Yes, boys ‘n’ girls,  This is amazing. I never believed this day would come.  It appears that the IMF has issued a Mea Culpa .

Late last Wednesday, the powerful International Monetary Fund (IMF), which led the Greek bailout three years ago, issued an extraordinary mea culpa, admitting it had underestimated the severity of the debt crisis and miscalculated — by a spectacular margin — the damage its harsh strictures would do.

You don’t say!

“Market confidence was not restored, the banking system lost 30 per cent of its deposits and the economy encountered a much deeper-than-expected recession with exceptionally high unemployment,” the global agency wrote in a 50-page report.

You’re only figuring this out now, IMF?  I could’ve sworn Paul Krugman, Joseph Stiglitz and a few others saying this for some time. In fact, Krugman often debunked this whole idea of some confidence fairy rewarding those who go austere.

Don’t hold your breath boys ‘n’ girls, The European Commission is still insisting that austerity is the holy grail to lead us to the promised land.

A spokesman for the bureaucracy that oversees the 27-member political union said it “fundamentally disagreed” with the IMF’s analysis. Had Greece not been forced to retrench dramatically, Simon O’Connor told reporters, there would have been “devastating consequences that would have destabilized the rest of the euro countries.”

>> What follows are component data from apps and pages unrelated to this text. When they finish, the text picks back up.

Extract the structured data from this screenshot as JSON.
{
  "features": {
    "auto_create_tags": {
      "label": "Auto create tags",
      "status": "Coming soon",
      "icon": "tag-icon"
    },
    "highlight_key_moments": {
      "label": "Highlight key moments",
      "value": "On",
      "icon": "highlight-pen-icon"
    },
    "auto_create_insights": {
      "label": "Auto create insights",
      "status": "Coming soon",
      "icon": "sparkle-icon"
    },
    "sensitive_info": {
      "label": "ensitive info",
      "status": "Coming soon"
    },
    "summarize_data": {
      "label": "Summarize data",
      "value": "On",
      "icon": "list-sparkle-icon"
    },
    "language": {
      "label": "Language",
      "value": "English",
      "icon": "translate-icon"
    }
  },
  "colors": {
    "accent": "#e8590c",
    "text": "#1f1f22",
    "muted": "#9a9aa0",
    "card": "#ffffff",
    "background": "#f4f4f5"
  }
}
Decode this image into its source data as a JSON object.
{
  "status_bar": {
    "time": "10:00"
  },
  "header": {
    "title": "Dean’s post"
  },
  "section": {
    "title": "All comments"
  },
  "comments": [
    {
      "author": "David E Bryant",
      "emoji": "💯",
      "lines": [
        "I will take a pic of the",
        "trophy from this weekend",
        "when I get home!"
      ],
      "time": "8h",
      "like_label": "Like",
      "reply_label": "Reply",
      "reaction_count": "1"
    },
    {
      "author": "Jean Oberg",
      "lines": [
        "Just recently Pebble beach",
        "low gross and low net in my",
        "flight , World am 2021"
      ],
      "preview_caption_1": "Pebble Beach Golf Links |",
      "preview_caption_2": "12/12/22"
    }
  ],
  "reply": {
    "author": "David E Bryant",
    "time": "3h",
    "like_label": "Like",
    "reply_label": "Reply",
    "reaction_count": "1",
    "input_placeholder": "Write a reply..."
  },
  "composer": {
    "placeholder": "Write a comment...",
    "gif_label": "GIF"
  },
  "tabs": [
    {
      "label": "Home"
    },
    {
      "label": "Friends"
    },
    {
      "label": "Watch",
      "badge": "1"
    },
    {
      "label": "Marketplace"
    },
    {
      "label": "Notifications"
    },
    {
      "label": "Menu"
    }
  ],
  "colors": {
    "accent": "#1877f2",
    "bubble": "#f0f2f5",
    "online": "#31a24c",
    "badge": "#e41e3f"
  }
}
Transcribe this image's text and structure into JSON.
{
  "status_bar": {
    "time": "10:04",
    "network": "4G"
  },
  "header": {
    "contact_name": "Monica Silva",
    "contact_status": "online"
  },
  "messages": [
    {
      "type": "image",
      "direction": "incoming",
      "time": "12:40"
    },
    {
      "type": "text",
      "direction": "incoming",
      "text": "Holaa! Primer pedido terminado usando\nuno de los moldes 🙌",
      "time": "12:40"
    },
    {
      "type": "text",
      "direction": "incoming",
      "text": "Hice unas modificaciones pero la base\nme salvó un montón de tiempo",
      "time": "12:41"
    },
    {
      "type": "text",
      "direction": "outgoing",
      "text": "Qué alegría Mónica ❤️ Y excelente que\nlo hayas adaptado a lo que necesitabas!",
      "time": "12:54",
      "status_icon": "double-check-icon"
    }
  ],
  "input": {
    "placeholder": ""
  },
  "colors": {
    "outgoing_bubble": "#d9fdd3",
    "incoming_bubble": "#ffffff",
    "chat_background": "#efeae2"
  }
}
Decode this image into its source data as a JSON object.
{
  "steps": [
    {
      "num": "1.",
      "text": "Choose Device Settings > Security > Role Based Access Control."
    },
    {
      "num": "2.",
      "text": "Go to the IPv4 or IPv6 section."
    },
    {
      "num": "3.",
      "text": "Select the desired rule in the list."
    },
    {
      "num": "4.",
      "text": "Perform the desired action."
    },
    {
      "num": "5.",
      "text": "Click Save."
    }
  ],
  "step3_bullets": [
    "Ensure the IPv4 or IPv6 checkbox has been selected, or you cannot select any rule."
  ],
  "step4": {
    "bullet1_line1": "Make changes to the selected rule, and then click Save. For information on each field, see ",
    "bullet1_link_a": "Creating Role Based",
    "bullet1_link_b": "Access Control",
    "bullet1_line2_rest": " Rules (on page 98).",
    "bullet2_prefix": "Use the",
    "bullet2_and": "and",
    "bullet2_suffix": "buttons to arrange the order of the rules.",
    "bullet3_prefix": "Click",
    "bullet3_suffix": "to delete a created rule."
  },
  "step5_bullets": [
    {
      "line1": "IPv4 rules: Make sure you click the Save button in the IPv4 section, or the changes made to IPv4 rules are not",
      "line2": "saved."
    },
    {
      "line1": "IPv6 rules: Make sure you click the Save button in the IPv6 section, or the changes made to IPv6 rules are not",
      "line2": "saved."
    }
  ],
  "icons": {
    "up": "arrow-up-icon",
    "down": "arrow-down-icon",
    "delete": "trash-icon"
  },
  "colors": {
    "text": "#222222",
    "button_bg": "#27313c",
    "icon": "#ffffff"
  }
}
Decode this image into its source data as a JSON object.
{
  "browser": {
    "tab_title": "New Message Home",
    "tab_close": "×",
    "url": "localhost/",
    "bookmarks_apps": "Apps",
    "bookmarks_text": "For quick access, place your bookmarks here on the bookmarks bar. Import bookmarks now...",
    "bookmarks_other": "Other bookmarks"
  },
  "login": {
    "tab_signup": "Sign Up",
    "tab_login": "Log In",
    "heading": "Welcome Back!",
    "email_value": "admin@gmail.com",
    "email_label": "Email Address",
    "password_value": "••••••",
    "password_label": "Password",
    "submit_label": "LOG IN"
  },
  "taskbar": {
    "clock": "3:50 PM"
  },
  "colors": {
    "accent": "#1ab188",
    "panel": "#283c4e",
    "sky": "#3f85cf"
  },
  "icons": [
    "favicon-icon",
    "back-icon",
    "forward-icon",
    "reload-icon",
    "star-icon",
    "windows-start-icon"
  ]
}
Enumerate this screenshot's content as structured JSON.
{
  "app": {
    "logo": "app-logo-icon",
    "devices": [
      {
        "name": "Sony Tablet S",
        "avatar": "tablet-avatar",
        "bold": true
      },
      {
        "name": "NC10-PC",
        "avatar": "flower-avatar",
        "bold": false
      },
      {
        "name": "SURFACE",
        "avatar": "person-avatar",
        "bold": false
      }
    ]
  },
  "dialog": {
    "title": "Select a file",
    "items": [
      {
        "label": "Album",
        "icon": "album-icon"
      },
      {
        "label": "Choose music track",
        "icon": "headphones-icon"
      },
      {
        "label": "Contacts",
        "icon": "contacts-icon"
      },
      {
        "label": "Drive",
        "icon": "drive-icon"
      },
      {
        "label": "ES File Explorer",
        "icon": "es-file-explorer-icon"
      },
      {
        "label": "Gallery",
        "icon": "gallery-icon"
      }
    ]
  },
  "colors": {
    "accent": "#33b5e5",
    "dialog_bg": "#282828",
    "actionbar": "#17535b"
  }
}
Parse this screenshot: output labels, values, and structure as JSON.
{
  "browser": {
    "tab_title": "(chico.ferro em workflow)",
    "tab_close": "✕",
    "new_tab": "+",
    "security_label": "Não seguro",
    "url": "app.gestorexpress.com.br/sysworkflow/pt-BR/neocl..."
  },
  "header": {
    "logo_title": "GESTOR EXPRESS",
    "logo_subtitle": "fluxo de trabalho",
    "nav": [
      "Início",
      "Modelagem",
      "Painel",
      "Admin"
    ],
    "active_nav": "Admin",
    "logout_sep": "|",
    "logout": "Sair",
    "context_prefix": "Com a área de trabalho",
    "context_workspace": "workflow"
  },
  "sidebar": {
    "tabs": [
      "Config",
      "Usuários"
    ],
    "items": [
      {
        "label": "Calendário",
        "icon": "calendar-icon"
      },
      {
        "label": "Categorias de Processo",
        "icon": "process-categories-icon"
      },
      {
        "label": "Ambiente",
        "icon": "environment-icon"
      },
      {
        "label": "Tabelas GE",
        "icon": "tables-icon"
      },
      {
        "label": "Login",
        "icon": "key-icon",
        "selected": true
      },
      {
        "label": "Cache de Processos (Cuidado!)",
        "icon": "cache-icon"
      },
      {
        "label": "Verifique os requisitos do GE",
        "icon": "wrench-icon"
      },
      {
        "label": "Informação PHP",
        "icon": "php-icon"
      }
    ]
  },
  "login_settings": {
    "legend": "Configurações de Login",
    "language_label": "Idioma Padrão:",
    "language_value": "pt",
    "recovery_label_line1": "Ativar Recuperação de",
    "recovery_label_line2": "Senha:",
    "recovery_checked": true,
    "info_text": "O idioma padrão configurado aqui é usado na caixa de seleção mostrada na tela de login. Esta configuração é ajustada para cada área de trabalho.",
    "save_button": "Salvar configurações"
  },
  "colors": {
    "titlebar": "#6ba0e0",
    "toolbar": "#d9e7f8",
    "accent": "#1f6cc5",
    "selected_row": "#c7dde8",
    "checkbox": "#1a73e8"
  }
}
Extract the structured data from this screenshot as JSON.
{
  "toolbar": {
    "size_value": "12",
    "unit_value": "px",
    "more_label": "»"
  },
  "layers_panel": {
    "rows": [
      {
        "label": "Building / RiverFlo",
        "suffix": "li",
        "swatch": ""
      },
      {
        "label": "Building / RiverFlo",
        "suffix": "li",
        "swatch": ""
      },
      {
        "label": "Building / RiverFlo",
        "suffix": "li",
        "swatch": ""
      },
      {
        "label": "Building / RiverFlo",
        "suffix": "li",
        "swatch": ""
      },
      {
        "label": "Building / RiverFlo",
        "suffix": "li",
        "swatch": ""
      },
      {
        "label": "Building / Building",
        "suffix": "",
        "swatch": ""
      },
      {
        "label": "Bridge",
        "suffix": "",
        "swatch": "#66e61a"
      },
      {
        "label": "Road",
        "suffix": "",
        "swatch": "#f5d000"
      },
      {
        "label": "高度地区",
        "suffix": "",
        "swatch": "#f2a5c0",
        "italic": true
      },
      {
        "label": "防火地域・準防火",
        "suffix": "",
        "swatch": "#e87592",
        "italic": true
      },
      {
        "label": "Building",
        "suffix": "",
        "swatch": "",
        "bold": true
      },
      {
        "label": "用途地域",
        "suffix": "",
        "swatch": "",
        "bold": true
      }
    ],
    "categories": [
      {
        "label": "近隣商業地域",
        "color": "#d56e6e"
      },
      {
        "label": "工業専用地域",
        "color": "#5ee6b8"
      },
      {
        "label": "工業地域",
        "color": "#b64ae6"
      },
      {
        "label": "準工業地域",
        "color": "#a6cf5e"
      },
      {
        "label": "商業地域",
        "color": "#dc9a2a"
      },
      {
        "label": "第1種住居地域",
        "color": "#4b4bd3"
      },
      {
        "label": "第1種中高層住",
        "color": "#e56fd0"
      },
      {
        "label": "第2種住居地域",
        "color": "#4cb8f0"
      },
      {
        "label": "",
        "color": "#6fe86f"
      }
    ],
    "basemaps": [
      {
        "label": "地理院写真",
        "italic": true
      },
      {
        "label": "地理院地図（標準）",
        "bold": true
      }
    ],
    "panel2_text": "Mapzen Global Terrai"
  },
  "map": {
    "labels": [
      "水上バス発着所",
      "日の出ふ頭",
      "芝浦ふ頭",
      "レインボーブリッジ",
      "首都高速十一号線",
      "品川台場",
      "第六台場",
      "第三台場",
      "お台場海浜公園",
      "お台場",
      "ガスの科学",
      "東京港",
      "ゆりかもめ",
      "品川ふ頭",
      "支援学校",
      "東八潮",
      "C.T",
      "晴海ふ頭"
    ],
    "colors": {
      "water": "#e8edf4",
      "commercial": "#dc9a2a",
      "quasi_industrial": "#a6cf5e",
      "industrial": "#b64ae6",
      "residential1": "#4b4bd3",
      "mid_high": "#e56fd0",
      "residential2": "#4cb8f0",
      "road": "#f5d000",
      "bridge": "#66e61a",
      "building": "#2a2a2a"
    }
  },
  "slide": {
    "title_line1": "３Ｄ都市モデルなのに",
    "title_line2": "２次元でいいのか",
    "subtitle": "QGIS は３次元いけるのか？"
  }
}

Yes, Simon ol’ chap, keep thinking that, if that’s what makes you sleep nights.  Dream on, boy!

Stevie Spiteful and his friends like Davy Cameron over in the UK  don’t care though. It’s that simple. I will say it again, they’re so miserable in their own lives that they feed off the suffering of others.

H/T: Owen Grey

3 comments to What Have We Here? The IMF Admitting They Were Wrong About Austerity?

  • Troy

    They probably also profit from it.

  • Priscilla Judd

    So, the IMF can’t impose fascism on Greece, the birthplace of democracy.. lol… Not surprised that the IMF couldn’t erase 4,000 years of Greek history. Great post – thanks

  • David Wilson

    Krugman?! Krugman still thinks there is a way back to the kind of growth that paid for UI & the rest of the what not fol-de-rol, there isn’t – it’s a finite planet (doh!) – which (incidentally) will probably support about 2 billion sustainably, so what’s gonna happen to the other five billion I wonder? try Peter Victor at York & Tim Jackson at Surrey for some more-or-less real economics

    as for our Justin …

    be well, David.